■ Task brief: Return the data that follows exactly, with each line intact.

■ Provided information:
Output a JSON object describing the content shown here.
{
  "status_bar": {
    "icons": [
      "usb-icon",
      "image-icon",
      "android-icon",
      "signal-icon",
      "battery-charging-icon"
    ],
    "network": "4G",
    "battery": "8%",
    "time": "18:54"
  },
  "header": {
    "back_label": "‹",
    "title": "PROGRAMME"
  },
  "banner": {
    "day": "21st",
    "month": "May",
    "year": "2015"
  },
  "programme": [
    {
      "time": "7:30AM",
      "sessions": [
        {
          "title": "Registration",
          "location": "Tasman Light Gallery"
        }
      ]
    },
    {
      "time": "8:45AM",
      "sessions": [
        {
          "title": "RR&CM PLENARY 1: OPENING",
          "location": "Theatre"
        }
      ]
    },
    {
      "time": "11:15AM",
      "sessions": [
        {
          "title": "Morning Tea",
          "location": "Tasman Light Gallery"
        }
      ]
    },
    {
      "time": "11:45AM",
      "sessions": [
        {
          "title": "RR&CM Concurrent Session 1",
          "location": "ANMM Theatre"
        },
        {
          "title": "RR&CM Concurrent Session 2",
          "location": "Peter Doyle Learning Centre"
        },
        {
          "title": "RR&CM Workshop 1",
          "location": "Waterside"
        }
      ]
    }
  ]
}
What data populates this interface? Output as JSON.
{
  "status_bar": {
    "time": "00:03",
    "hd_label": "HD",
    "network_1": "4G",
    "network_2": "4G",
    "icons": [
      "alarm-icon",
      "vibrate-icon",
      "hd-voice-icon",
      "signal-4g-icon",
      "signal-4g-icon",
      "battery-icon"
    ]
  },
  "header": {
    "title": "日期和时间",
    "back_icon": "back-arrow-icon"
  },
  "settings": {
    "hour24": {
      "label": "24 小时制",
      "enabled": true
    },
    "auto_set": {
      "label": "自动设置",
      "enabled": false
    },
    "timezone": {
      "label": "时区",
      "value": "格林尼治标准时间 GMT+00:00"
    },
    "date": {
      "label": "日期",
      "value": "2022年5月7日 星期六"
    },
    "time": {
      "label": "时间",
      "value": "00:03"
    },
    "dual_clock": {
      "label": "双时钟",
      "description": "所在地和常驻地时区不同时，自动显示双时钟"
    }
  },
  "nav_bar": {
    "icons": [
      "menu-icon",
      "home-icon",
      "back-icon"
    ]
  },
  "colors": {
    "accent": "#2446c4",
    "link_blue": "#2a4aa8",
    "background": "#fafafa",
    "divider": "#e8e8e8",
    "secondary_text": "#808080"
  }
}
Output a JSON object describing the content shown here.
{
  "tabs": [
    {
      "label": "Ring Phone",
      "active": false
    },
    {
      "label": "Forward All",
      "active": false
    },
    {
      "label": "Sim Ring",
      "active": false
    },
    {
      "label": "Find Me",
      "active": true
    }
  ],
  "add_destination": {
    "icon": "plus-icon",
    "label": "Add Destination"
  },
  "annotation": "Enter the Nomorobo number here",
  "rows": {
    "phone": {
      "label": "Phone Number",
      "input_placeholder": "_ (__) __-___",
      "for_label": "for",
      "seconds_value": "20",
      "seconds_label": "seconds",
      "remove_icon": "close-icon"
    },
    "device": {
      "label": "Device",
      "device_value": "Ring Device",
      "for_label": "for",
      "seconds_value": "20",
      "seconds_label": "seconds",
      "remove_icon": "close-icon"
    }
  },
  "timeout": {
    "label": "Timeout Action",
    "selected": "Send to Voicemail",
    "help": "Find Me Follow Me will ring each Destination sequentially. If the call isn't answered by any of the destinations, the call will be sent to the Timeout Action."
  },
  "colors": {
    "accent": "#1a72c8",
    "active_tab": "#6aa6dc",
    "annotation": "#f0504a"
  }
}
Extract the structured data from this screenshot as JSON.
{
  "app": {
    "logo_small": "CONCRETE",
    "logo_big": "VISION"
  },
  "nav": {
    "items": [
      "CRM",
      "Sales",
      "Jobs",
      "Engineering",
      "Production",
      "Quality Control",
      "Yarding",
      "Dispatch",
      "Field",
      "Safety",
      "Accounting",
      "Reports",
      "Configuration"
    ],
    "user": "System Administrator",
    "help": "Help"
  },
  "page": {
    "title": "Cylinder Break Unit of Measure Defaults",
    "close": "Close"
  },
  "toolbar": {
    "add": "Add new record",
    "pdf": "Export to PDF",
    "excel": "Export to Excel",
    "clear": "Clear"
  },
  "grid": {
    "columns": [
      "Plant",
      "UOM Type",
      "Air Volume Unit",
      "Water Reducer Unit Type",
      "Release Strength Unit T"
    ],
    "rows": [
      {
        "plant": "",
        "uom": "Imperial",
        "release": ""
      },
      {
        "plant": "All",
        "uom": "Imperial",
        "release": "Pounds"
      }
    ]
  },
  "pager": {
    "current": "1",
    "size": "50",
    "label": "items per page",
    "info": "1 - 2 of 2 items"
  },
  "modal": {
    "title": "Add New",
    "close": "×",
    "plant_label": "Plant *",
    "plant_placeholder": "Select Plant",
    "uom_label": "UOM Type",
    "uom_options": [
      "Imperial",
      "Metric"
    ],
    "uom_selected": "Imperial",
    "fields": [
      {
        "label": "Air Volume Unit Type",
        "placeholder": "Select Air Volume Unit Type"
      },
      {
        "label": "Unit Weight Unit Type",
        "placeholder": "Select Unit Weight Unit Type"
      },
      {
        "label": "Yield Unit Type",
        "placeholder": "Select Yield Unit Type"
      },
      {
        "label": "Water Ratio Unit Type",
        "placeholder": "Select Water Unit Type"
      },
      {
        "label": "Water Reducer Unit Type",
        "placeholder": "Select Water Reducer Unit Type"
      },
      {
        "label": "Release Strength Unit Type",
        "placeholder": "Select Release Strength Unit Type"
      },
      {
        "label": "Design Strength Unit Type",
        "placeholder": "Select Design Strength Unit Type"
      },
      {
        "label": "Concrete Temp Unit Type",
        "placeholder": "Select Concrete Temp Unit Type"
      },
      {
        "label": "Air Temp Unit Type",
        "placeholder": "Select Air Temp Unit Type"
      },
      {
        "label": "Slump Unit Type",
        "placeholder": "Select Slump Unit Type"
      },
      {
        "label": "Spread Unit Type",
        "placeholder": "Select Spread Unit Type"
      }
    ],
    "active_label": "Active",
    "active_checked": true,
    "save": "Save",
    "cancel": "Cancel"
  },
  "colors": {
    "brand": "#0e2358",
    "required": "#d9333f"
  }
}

■ Response:
Output a JSON object describing the content shown here.
{
  "status_bar": {
    "icons": [
      "usb-icon",
      "image-icon",
      "android-icon",
      "signal-icon",
      "battery-charging-icon"
    ],
    "network": "4G",
    "battery": "8%",
    "time": "18:54"
  },
  "header": {
    "back_label": "‹",
    "title": "PROGRAMME"
  },
  "banner": {
    "day": "21st",
    "month": "May",
    "year": "2015"
  },
  "programme": [
    {
      "time": "7:30AM",
      "sessions": [
        {
          "title": "Registration",
          "location": "Tasman Light Gallery"
        }
      ]
    },
    {
      "time": "8:45AM",
      "sessions": [
        {
          "title": "RR&CM PLENARY 1: OPENING",
          "location": "Theatre"
        }
      ]
    },
    {
      "time": "11:15AM",
      "sessions": [
        {
          "title": "Morning Tea",
          "location": "Tasman Light Gallery"
        }
      ]
    },
    {
      "time": "11:45AM",
      "sessions": [
        {
          "title": "RR&CM Concurrent Session 1",
          "location": "ANMM Theatre"
        },
        {
          "title": "RR&CM Concurrent Session 2",
          "location": "Peter Doyle Learning Centre"
        },
        {
          "title": "RR&CM Workshop 1",
          "location": "Waterside"
        }
      ]
    }
  ]
}
What data populates this interface? Output as JSON.
{
  "status_bar": {
    "time": "00:03",
    "hd_label": "HD",
    "network_1": "4G",
    "network_2": "4G",
    "icons": [
      "alarm-icon",
      "vibrate-icon",
      "hd-voice-icon",
      "signal-4g-icon",
      "signal-4g-icon",
      "battery-icon"
    ]
  },
  "header": {
    "title": "日期和时间",
    "back_icon": "back-arrow-icon"
  },
  "settings": {
    "hour24": {
      "label": "24 小时制",
      "enabled": true
    },
    "auto_set": {
      "label": "自动设置",
      "enabled": false
    },
    "timezone": {
      "label": "时区",
      "value": "格林尼治标准时间 GMT+00:00"
    },
    "date": {
      "label": "日期",
      "value": "2022年5月7日 星期六"
    },
    "time": {
      "label": "时间",
      "value": "00:03"
    },
    "dual_clock": {
      "label": "双时钟",
      "description": "所在地和常驻地时区不同时，自动显示双时钟"
    }
  },
  "nav_bar": {
    "icons": [
      "menu-icon",
      "home-icon",
      "back-icon"
    ]
  },
  "colors": {
    "accent": "#2446c4",
    "link_blue": "#2a4aa8",
    "background": "#fafafa",
    "divider": "#e8e8e8",
    "secondary_text": "#808080"
  }
}
Output a JSON object describing the content shown here.
{
  "tabs": [
    {
      "label": "Ring Phone",
      "active": false
    },
    {
      "label": "Forward All",
      "active": false
    },
    {
      "label": "Sim Ring",
      "active": false
    },
    {
      "label": "Find Me",
      "active": true
    }
  ],
  "add_destination": {
    "icon": "plus-icon",
    "label": "Add Destination"
  },
  "annotation": "Enter the Nomorobo number here",
  "rows": {
    "phone": {
      "label": "Phone Number",
      "input_placeholder": "_ (__) __-___",
      "for_label": "for",
      "seconds_value": "20",
      "seconds_label": "seconds",
      "remove_icon": "close-icon"
    },
    "device": {
      "label": "Device",
      "device_value": "Ring Device",
      "for_label": "for",
      "seconds_value": "20",
      "seconds_label": "seconds",
      "remove_icon": "close-icon"
    }
  },
  "timeout": {
    "label": "Timeout Action",
    "selected": "Send to Voicemail",
    "help": "Find Me Follow Me will ring each Destination sequentially. If the call isn't answered by any of the destinations, the call will be sent to the Timeout Action."
  },
  "colors": {
    "accent": "#1a72c8",
    "active_tab": "#6aa6dc",
    "annotation": "#f0504a"
  }
}
Extract the structured data from this screenshot as JSON.
{
  "app": {
    "logo_small": "CONCRETE",
    "logo_big": "VISION"
  },
  "nav": {
    "items": [
      "CRM",
      "Sales",
      "Jobs",
      "Engineering",
      "Production",
      "Quality Control",
      "Yarding",
      "Dispatch",
      "Field",
      "Safety",
      "Accounting",
      "Reports",
      "Configuration"
    ],
    "user": "System Administrator",
    "help": "Help"
  },
  "page": {
    "title": "Cylinder Break Unit of Measure Defaults",
    "close": "Close"
  },
  "toolbar": {
    "add": "Add new record",
    "pdf": "Export to PDF",
    "excel": "Export to Excel",
    "clear": "Clear"
  },
  "grid": {
    "columns": [
      "Plant",
      "UOM Type",
      "Air Volume Unit",
      "Water Reducer Unit Type",
      "Release Strength Unit T"
    ],
    "rows": [
      {
        "plant": "",
        "uom": "Imperial",
        "release": ""
      },
      {
        "plant": "All",
        "uom": "Imperial",
        "release": "Pounds"
      }
    ]
  },
  "pager": {
    "current": "1",
    "size": "50",
    "label": "items per page",
    "info": "1 - 2 of 2 items"
  },
  "modal": {
    "title": "Add New",
    "close": "×",
    "plant_label": "Plant *",
    "plant_placeholder": "Select Plant",
    "uom_label": "UOM Type",
    "uom_options": [
      "Imperial",
      "Metric"
    ],
    "uom_selected": "Imperial",
    "fields": [
      {
        "label": "Air Volume Unit Type",
        "placeholder": "Select Air Volume Unit Type"
      },
      {
        "label": "Unit Weight Unit Type",
        "placeholder": "Select Unit Weight Unit Type"
      },
      {
        "label": "Yield Unit Type",
        "placeholder": "Select Yield Unit Type"
      },
      {
        "label": "Water Ratio Unit Type",
        "placeholder": "Select Water Unit Type"
      },
      {
        "label": "Water Reducer Unit Type",
        "placeholder": "Select Water Reducer Unit Type"
      },
      {
        "label": "Release Strength Unit Type",
        "placeholder": "Select Release Strength Unit Type"
      },
      {
        "label": "Design Strength Unit Type",
        "placeholder": "Select Design Strength Unit Type"
      },
      {
        "label": "Concrete Temp Unit Type",
        "placeholder": "Select Concrete Temp Unit Type"
      },
      {
        "label": "Air Temp Unit Type",
        "placeholder": "Select Air Temp Unit Type"
      },
      {
        "label": "Slump Unit Type",
        "placeholder": "Select Slump Unit Type"
      },
      {
        "label": "Spread Unit Type",
        "placeholder": "Select Spread Unit Type"
      }
    ],
    "active_label": "Active",
    "active_checked": true,
    "save": "Save",
    "cancel": "Cancel"
  },
  "colors": {
    "brand": "#0e2358",
    "required": "#d9333f"
  }
}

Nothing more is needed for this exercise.